[Cumberland River, called by the Indians“ Shawanee,” and by the French “ Shavanon,”falls into the Ohio 10 miles above the mouth ofTennessee river, and about 24 miles due e. fromfort Massac, and 1113 below Pittsburg. It isnavigable for large vessels to Nashville in Ten-nessee, and from thence to the mouth of Obed’s orObas river. The Caney-fork, Harpeth, Stones,Red, and Obed’s, are its chief branches ; some ofthem are navigable to a great distance. TheCumberland mountains in Virginia separate thehead waters of this river from those of Clinchriver ; it runs s. w. till it comes near the s. line ofKentucky, when its course is w. in general,through Lincoln county, receiving many streamsfrom each side ; thence it flows s. w. into the stateof Tennessee, where it takes a winding course, in-closing Sumner, Davidson, and Tennessee coun-ties ; afterwards it takes a n. w. direction, and re-enters the state of Kentucky ; and from thence itpreserves nearly an uniform distance from Tennes-see river to its mouth, where it is 300 yards wide.It is 200 yards broad at Nashville, and its wholelength is computed to be above 450 miles.]
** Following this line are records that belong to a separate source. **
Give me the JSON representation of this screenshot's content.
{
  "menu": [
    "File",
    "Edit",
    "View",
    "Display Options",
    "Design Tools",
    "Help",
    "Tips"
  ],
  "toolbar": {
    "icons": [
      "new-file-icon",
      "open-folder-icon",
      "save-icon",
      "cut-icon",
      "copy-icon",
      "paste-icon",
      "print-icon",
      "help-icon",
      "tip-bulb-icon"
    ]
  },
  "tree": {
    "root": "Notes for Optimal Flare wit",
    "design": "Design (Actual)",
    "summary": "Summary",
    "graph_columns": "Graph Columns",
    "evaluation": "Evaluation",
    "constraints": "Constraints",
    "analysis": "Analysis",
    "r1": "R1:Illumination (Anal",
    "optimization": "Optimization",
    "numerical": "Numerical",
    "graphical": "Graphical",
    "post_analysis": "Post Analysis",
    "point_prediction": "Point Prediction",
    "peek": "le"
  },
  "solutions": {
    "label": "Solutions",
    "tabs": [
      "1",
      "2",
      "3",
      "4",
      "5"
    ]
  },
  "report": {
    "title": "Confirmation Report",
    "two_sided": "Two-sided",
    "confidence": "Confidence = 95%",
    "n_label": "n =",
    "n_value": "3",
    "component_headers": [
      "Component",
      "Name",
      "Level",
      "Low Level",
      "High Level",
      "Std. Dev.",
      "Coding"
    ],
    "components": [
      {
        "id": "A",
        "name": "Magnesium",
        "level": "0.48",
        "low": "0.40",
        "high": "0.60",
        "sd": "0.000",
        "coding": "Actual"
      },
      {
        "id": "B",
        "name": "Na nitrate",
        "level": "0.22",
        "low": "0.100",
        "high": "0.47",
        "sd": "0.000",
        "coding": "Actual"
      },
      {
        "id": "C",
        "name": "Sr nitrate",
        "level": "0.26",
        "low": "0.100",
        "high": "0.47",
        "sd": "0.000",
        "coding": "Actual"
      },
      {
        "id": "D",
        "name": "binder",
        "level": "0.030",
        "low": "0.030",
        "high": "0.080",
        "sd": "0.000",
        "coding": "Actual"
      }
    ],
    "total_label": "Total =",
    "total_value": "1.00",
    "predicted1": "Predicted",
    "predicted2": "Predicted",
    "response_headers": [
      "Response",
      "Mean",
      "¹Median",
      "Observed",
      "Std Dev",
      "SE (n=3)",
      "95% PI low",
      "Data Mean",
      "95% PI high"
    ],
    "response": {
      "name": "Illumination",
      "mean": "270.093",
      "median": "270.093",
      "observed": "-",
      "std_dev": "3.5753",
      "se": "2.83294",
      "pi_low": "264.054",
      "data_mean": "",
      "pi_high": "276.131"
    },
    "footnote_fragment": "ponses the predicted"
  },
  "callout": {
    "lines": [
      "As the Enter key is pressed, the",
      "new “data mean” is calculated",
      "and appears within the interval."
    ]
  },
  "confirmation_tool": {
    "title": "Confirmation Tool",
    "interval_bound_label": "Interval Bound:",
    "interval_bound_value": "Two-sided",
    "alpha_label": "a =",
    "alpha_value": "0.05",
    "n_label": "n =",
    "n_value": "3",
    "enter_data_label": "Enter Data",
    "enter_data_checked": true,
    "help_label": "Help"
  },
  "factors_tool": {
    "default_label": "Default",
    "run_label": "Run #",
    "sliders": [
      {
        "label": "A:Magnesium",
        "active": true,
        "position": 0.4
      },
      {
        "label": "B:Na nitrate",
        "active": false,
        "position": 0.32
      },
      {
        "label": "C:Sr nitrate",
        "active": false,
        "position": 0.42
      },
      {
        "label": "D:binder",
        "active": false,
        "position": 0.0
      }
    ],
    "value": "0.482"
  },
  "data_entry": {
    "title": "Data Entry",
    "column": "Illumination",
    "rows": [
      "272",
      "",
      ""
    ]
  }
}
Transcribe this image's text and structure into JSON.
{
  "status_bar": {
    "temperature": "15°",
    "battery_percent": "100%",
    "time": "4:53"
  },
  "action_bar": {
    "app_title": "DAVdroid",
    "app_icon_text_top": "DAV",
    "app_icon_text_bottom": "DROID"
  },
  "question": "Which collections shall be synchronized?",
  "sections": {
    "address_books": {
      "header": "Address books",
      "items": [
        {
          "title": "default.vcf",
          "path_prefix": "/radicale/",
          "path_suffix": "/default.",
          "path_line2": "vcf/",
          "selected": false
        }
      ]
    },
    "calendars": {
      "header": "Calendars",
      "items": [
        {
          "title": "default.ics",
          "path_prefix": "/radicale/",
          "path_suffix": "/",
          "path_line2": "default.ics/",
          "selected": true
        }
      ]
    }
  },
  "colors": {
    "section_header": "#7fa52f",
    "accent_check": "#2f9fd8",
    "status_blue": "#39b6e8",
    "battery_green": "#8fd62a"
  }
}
CUMBINAMA. See Loyola.
[CUMMASHAWAS, or Cummasuawaa, asound and village on the e. side of Washingtonisland, on the n. w. coast of N. America. Theport is capacious and safe. In this port CaptainIngraham remained some time, and he observes,in his journal, that here, in direct opposition tomost other parts of the world, the women main-tained a precedency to the men in every point ;insomuch that a man dares not trade without theconcurrence of his wife, and that he has often beenwitness to men’s being abused for parting withskins before their approbation was obtained ; andthis precedency often occasioned much disturbance.
CUMPAYO, a settlement of the province of